Fred had been married before his marriage to Elizabeth and with him came two children: Fred, Jr. and Olive. 

Elizabeth and Fred started their own large family with the birth of Patricia, also known as Patsy and Pat, in 1932.  Patsy would be joined by nine other brothers and sisters. 

Elizabeth and possibly infant Pat.
The farming life must have suited my grandmother and her husband as they purchased a 65-acre farm in Corfu, a community approximately 30 miles west of Buffalo. 

The farmhouse as I remember it.

I asked a lot of questions of my grandmother and sometimes she was in the mood to share. One story that I find so poignant and fascinating is her recollection of going to the family doctor and finding out she was once again pregnant.  She told me she asked the doctor, “How is this happening?”  This story by today’s standards might seem unrealistic, but I am pretty sure my grandmother’s telling of it rings true.  After all, she shared a couple of her own how-not-to-get-pregnant remedies with me: take a hot bath after intercourse and douche with vinegar.  Whether or not she tried these methods herself is up for debate; she did, after all, have ten children.

Discussing personal hygiene was not a comfortable topic in our home.  She was my grandmother, two generations removed from me and I did not learn the things I needed from her, but in my health class at school.  In fact, topics of sex were so taboo in our home I recall being shamed when I asked, after having seen a television advertisement, “What’s a tampon?”  Her strained response was, “Those are only for married women.  And never ask me a question like that again!”

But, based on these few precious photos I have of her in her youth, I believe Elizabeth was a fun-loving, curious woman who was a product of her time.  I know that every now and then during my time with her, she had a wicked sense of humor and knew how to have fun. 

"Lil" was my grandmother's nickname

Thursday, November 1, 2012

A Granddaughter's Tribute

My maternal grandmother didn't talk much about her life, but she did share some stories with me as I grew up at her side.  I lived with her from the time I was an orphaned one-year old in 1958 until I left for college at age eighteen in 1975.  I never really lived with her again, but did "go home" sometimes, as all young people tend to do until they realize that they have been pushed out of the nest. 

My grandmother's nest was quite worn out by the time I left home, as I am quite sure was her patience with the younger generation.

I was child number sixteen that she raised. 
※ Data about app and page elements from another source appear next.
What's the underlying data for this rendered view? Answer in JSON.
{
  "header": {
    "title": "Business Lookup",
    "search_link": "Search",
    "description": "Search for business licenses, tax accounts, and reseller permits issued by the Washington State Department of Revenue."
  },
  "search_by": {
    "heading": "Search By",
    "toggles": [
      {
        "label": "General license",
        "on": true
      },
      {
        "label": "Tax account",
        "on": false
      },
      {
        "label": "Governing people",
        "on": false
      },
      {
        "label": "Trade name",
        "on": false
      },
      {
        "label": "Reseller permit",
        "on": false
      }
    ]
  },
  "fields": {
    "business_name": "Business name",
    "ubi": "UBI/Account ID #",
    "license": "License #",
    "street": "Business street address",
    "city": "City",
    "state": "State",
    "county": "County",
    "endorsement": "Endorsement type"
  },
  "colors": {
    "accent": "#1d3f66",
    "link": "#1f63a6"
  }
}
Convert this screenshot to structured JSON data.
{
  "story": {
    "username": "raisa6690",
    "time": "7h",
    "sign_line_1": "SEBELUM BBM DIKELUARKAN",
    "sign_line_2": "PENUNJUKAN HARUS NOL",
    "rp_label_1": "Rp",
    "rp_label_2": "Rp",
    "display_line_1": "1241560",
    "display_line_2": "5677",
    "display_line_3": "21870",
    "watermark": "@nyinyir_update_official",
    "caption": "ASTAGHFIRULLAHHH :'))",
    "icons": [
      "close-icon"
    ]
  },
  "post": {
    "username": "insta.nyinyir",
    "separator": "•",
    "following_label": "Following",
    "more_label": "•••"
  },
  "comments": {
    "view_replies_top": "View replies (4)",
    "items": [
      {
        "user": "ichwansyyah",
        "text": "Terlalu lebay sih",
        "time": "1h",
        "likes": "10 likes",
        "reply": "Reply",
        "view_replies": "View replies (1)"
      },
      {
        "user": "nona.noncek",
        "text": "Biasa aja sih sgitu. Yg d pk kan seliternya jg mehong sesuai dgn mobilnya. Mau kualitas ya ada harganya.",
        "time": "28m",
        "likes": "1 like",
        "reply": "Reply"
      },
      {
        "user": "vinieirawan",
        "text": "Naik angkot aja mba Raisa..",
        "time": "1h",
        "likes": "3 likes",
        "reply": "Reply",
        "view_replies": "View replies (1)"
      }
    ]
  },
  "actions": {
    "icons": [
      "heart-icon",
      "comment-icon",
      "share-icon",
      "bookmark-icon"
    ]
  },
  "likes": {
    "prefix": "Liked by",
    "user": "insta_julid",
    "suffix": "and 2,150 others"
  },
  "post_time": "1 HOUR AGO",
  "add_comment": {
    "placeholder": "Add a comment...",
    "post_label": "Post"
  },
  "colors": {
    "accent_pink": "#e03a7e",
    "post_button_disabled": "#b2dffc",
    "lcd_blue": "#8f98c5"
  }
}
When she married she took on two stepchildren, proceeded to have ten children of her own, and then took on the care and raising of my three older brothers and me when our parents died.  Did I mention she did this all on her own?  Apparently my grandfather was a mean and abusive man.  One of the stories I did hear was that he treated my grandmother abusively, which she took for many years, but when he turned his violence toward his children she kicked him to the country road (they didn't have curbs where they lived!).

Where my grandmother learned her resiliance I don't know.  She came from a family that didn't approve of her choice in husband, didn't support her life on a farm nor with her propensity to keep having children.  Her familiy was everything to her; basicially it was her children that were dedicated and through them she found love and loyalty.

Here is the story of Elizabeth Antoinette Wlkelinski Oberlander, my grandmother. 

MaryAnna Wardynski and Anthony Wleklinski
Elizabeth's mother and father

Elizabeth was born in 1912 in the coal mining town of Horning, Pennsylvania.  She was sister to nine others, most of whom I either never met or was too young to remember.  She was quite close to two of her sisiters, Irene and Helen, both of whom I do have memories of spending time with.

When I was growing up my grandmother was, well - old, or so she seemed to me.  Here is a photograph of her as a young woman.  The man in the picture is unknown, but I can see the shadow of the future woman I would come to know in her young and beautiful face.

Stay tuned; tomorrow more pictures and more of my memories of her and the story of her life that I've been able to piece together.